Three questions with Karen Yepthomi, chef and restaurateur
Q. Is there a basic common style to Naga cooking or are there several elements considering the number of tribes and cultures that exist within the state?
A. The basic common style to Naga cooking is its simplicity. Each Naga home consists of a family kitchen and wood fire is used for cooking. Though some urban homes have shifted to cooking gas, most homes in Nagaland in rural areas still practice the art of cooking on wood fire.
Q. What are some of the integral techniques that are part of Naga cooking?
A. Most of our cooking in Nagaland is boiled, steamed or smoked. In Nagaland, we don’t believe in frying our food. We use bamboo hollow to prepare a lot of traditional dishes. Every Naga meal is accompanied by greens as sides. Rice and meat are an integral part of our cuisine. Nagas love their rice and pork and beef comes in second. At times, during festivals, traditional game meat is also cooked. And these are some of the integral techniques that are prevalent in Naga cooking.

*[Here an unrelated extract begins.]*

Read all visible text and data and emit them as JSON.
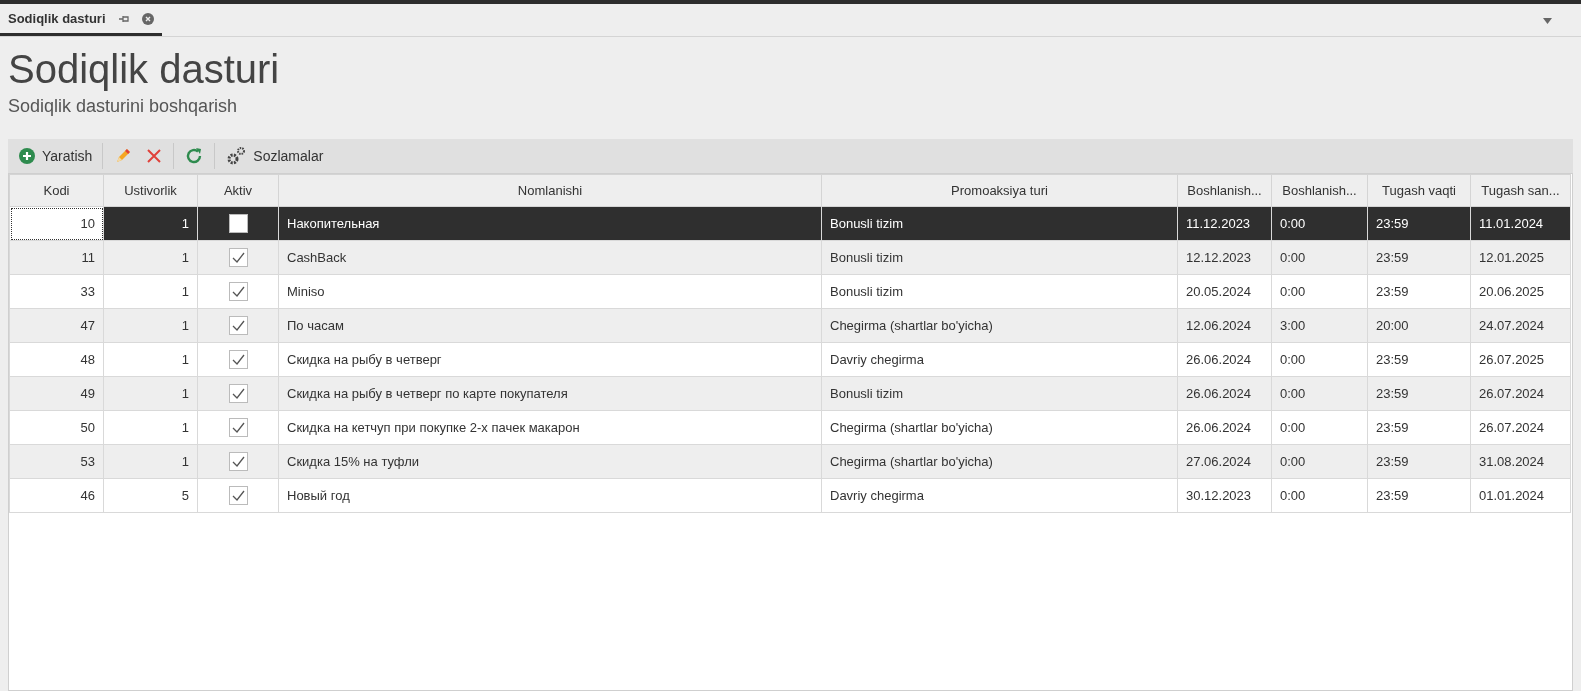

Q. Why hasn’t Naga and food from the North East flourished in the rest of India?
A. North East has not so far been promoted, propagated and projected for its rich cultural traditions in most of India. North East is a peaceful part of our country and has the most unique culture and culinary traditions, which need to be showcased.

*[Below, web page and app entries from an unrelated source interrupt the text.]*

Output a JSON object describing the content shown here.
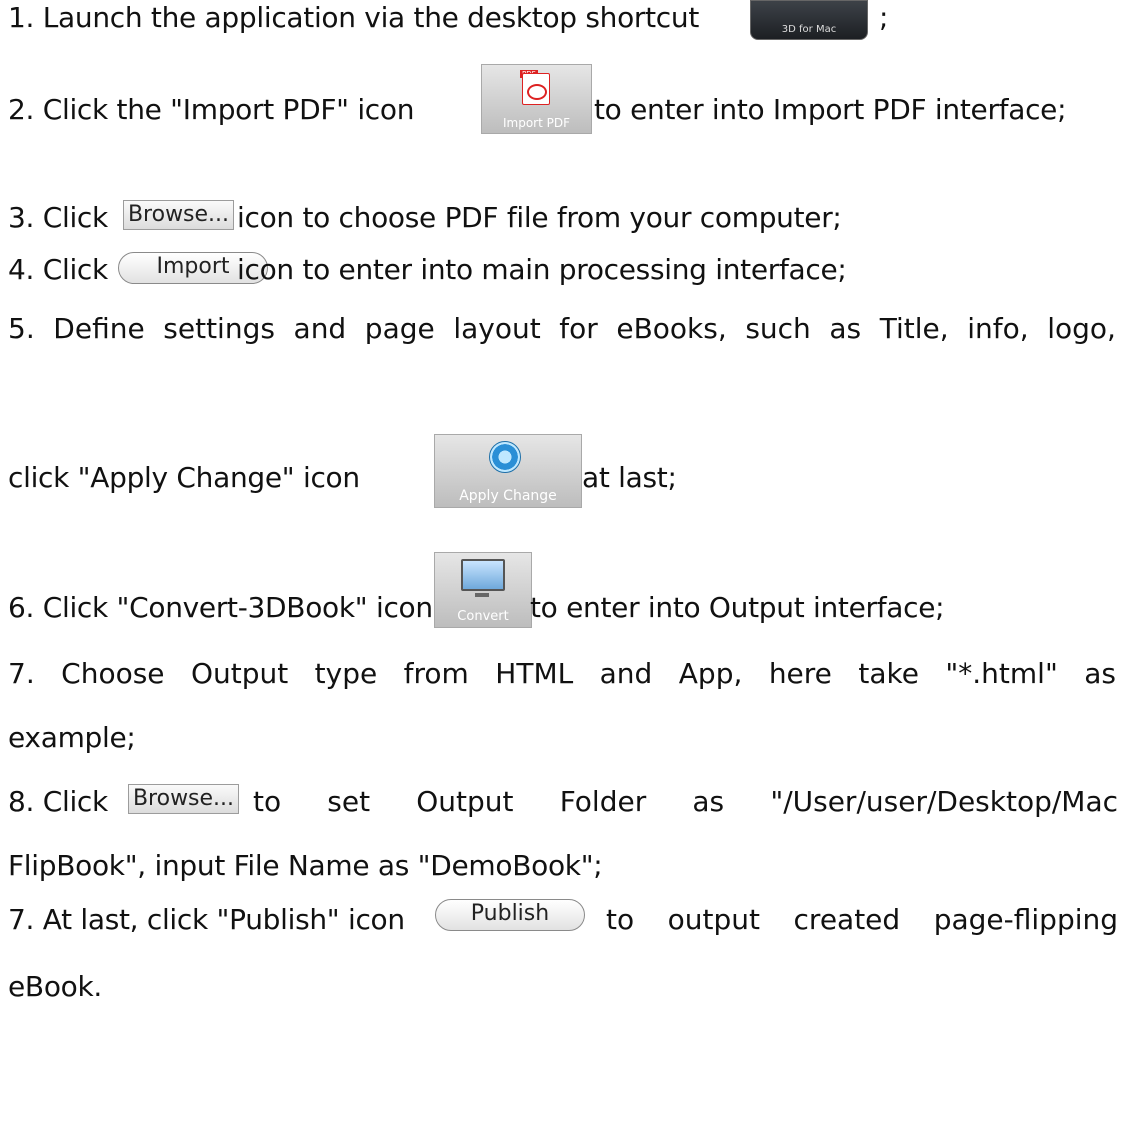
{
  "lines": {
    "l1a": "1. Launch the application via the desktop shortcut",
    "l1b": ";",
    "l2a": "2. Click the \"Import PDF\" icon",
    "l2b": "to enter into Import PDF interface;",
    "l3a": "3. Click",
    "l3b": "icon to choose PDF file from your computer;",
    "l4a": "4. Click",
    "l4b": "icon to enter into main processing interface;",
    "l5": [
      "5.",
      "Define",
      "settings",
      "and",
      "page",
      "layout",
      "for",
      "eBooks,",
      "such",
      "as",
      "Title,",
      "info,",
      "logo,"
    ],
    "l5ba": "click \"Apply Change\" icon",
    "l5bb": "at last;",
    "l6a": "6. Click \"Convert-3DBook\" icon",
    "l6b": "to enter into Output interface;",
    "l7": [
      "7.",
      "Choose",
      "Output",
      "type",
      "from",
      "HTML",
      "and",
      "App,",
      "here",
      "take",
      "\"*.html\"",
      "as"
    ],
    "l7b": "example;",
    "l8a": "8. Click",
    "l8b": [
      "to",
      "set",
      "Output",
      "Folder",
      "as",
      "\"/User/user/Desktop/Mac"
    ],
    "l8c": "FlipBook\", input File Name as \"DemoBook\";",
    "l9a": "7. At last, click \"Publish\" icon",
    "l9b": [
      "to",
      "output",
      "created",
      "page-flipping"
    ],
    "l9c": "eBook."
  },
  "icons": {
    "shortcut_label": "3D for Mac",
    "import_pdf_label": "Import PDF",
    "pdf_tag": "PDF",
    "browse_label": "Browse...",
    "import_label": "Import",
    "apply_change_label": "Apply Change",
    "convert_label": "Convert",
    "publish_label": "Publish"
  }
}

Ever since I have set up my restaurant Dzukou (in Delhi’s Hauz Khas village), which provides a taste of my culture and traditional cuisine, I was surprised that my clients are non-Nagas and Europeans.
This shows that Naga food can be popular if promoted properly. And I, for one, firmly believe that one day not too far in the future Naga food will be a part of world cuisine.
Karen Yepthomi was in Mumbai as part of a North East Festival hosted by the Taj Mahal Hotel.